■ Instructions for the task ■
Once the images are set aside, return every entry exactly.

---- Extracted entries

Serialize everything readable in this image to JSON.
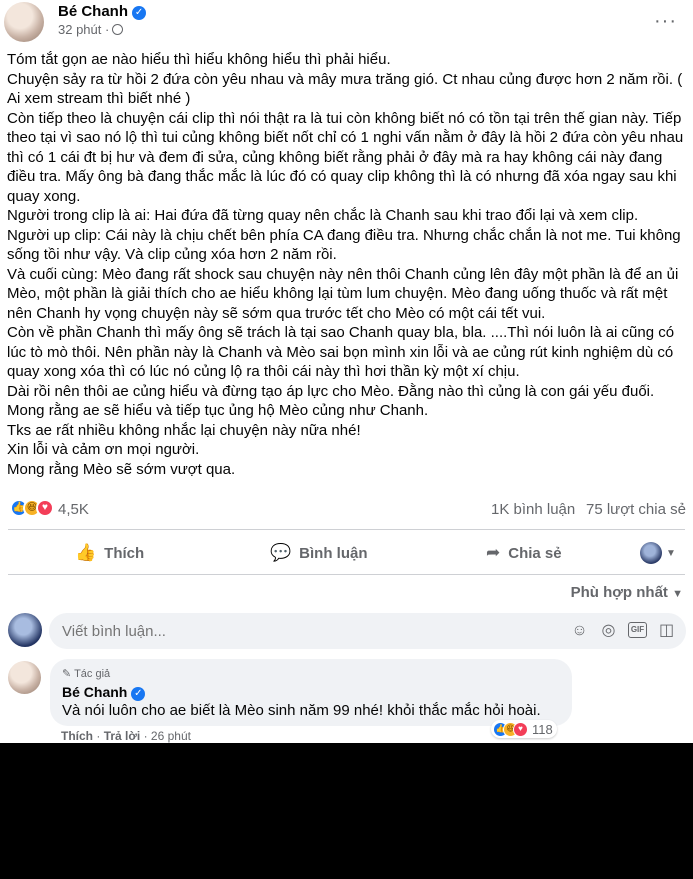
{
  "post": {
    "author": "Bé Chanh",
    "time": "32 phút ·",
    "more": "···",
    "paragraphs": [
      "Tóm tắt gọn ae nào hiểu thì hiểu không hiểu thì phải hiểu.",
      "Chuyện sảy ra từ hồi 2 đứa còn yêu nhau và mây mưa trăng gió. Ct nhau củng được hơn 2 năm rồi. ( Ai xem stream thì biết nhé )",
      "Còn tiếp theo là chuyện cái clip thì nói thật ra là tui còn không biết nó có tồn tại trên thế gian này. Tiếp theo tại vì sao nó lộ thì tui củng không biết nốt chỉ có 1 nghi vấn nằm ở đây là hồi 2 đứa còn yêu nhau thì có 1 cái đt bị hư và đem đi sửa, củng không biết rằng phải ở đây mà ra hay không cái này đang điều tra. Mấy ông bà đang thắc mắc là lúc đó có quay clip không thì là có nhưng đã xóa ngay sau khi quay xong.",
      "Người trong clip là ai: Hai đứa đã từng quay nên chắc là Chanh sau khi trao đổi lại và xem clip.",
      "Người up clip: Cái này là chịu chết bên phía CA đang điều tra. Nhưng chắc chắn là not me. Tui không sống tồi như vậy. Và clip củng xóa hơn 2 năm rồi.",
      "Và cuối cùng: Mèo đang rất shock sau chuyện này nên thôi Chanh củng lên đây một phần là để an ủi Mèo, một phần là giải thích cho ae hiểu không lại tùm lum chuyện. Mèo đang uống thuốc và rất mệt nên Chanh hy vọng chuyện này sẽ sớm qua trước tết cho Mèo có một cái tết vui.",
      "Còn về phần Chanh thì mấy ông sẽ trách là tại sao Chanh quay bla, bla. ....Thì nói luôn là ai cũng có lúc tò mò thôi. Nên phần này là Chanh và Mèo sai bọn mình xin lỗi và ae củng rút kinh nghiệm dù có quay xong xóa thì có lúc nó củng lộ ra thôi cái này thì hơi thần kỳ một xí chịu.",
      "Dài rồi nên thôi ae củng hiểu và đừng tạo áp lực cho Mèo. Đằng nào thì củng là con gái yếu đuối.",
      "Mong rằng ae sẽ hiểu và tiếp tục ủng hộ Mèo củng như Chanh.",
      "Tks ae rất nhiều không nhắc lại chuyện này nữa nhé!",
      "Xin lỗi và cảm ơn mọi người.",
      "Mong rằng Mèo sẽ sớm vượt qua."
    ]
  },
  "stats": {
    "reactions_count": "4,5K",
    "comments": "1K bình luận",
    "shares": "75 lượt chia sẻ"
  },
  "actions": {
    "like": "Thích",
    "comment": "Bình luận",
    "share": "Chia sẻ"
  },
  "sort_label": "Phù hợp nhất",
  "composer": {
    "placeholder": "Viết bình luận..."
  },
  "comment": {
    "badge": "Tác giả",
    "author": "Bé Chanh",
    "text": "Và nói luôn cho ae biết là Mèo sinh năm 99 nhé! khỏi thắc mắc hỏi hoài.",
    "like": "Thích",
    "reply": "Trả lời",
    "time": "26 phút",
    "reaction_count": "118"
  },
  "icons": {
    "like": "like-icon",
    "haha": "haha-icon",
    "love": "love-icon",
    "comment": "comment-icon",
    "share": "share-icon",
    "emoji": "emoji-icon",
    "camera": "camera-icon",
    "gif": "gif-icon",
    "sticker": "sticker-icon"
  },
  "colors": {
    "facebook_blue": "#1877f2",
    "secondary_text": "#65676b",
    "bubble_bg": "#f0f2f5"
  }
}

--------

■ Exercise solution ■
Serialize everything readable in this image to JSON.
{
  "post": {
    "author": "Bé Chanh",
    "time": "32 phút ·",
    "more": "···",
    "paragraphs": [
      "Tóm tắt gọn ae nào hiểu thì hiểu không hiểu thì phải hiểu.",
      "Chuyện sảy ra từ hồi 2 đứa còn yêu nhau và mây mưa trăng gió. Ct nhau củng được hơn 2 năm rồi. ( Ai xem stream thì biết nhé )",
      "Còn tiếp theo là chuyện cái clip thì nói thật ra là tui còn không biết nó có tồn tại trên thế gian này. Tiếp theo tại vì sao nó lộ thì tui củng không biết nốt chỉ có 1 nghi vấn nằm ở đây là hồi 2 đứa còn yêu nhau thì có 1 cái đt bị hư và đem đi sửa, củng không biết rằng phải ở đây mà ra hay không cái này đang điều tra. Mấy ông bà đang thắc mắc là lúc đó có quay clip không thì là có nhưng đã xóa ngay sau khi quay xong.",
      "Người trong clip là ai: Hai đứa đã từng quay nên chắc là Chanh sau khi trao đổi lại và xem clip.",
      "Người up clip: Cái này là chịu chết bên phía CA đang điều tra. Nhưng chắc chắn là not me. Tui không sống tồi như vậy. Và clip củng xóa hơn 2 năm rồi.",
      "Và cuối cùng: Mèo đang rất shock sau chuyện này nên thôi Chanh củng lên đây một phần là để an ủi Mèo, một phần là giải thích cho ae hiểu không lại tùm lum chuyện. Mèo đang uống thuốc và rất mệt nên Chanh hy vọng chuyện này sẽ sớm qua trước tết cho Mèo có một cái tết vui.",
      "Còn về phần Chanh thì mấy ông sẽ trách là tại sao Chanh quay bla, bla. ....Thì nói luôn là ai cũng có lúc tò mò thôi. Nên phần này là Chanh và Mèo sai bọn mình xin lỗi và ae củng rút kinh nghiệm dù có quay xong xóa thì có lúc nó củng lộ ra thôi cái này thì hơi thần kỳ một xí chịu.",
      "Dài rồi nên thôi ae củng hiểu và đừng tạo áp lực cho Mèo. Đằng nào thì củng là con gái yếu đuối.",
      "Mong rằng ae sẽ hiểu và tiếp tục ủng hộ Mèo củng như Chanh.",
      "Tks ae rất nhiều không nhắc lại chuyện này nữa nhé!",
      "Xin lỗi và cảm ơn mọi người.",
      "Mong rằng Mèo sẽ sớm vượt qua."
    ]
  },
  "stats": {
    "reactions_count": "4,5K",
    "comments": "1K bình luận",
    "shares": "75 lượt chia sẻ"
  },
  "actions": {
    "like": "Thích",
    "comment": "Bình luận",
    "share": "Chia sẻ"
  },
  "sort_label": "Phù hợp nhất",
  "composer": {
    "placeholder": "Viết bình luận..."
  },
  "comment": {
    "badge": "Tác giả",
    "author": "Bé Chanh",
    "text": "Và nói luôn cho ae biết là Mèo sinh năm 99 nhé! khỏi thắc mắc hỏi hoài.",
    "like": "Thích",
    "reply": "Trả lời",
    "time": "26 phút",
    "reaction_count": "118"
  },
  "icons": {
    "like": "like-icon",
    "haha": "haha-icon",
    "love": "love-icon",
    "comment": "comment-icon",
    "share": "share-icon",
    "emoji": "emoji-icon",
    "camera": "camera-icon",
    "gif": "gif-icon",
    "sticker": "sticker-icon"
  },
  "colors": {
    "facebook_blue": "#1877f2",
    "secondary_text": "#65676b",
    "bubble_bg": "#f0f2f5"
  }
}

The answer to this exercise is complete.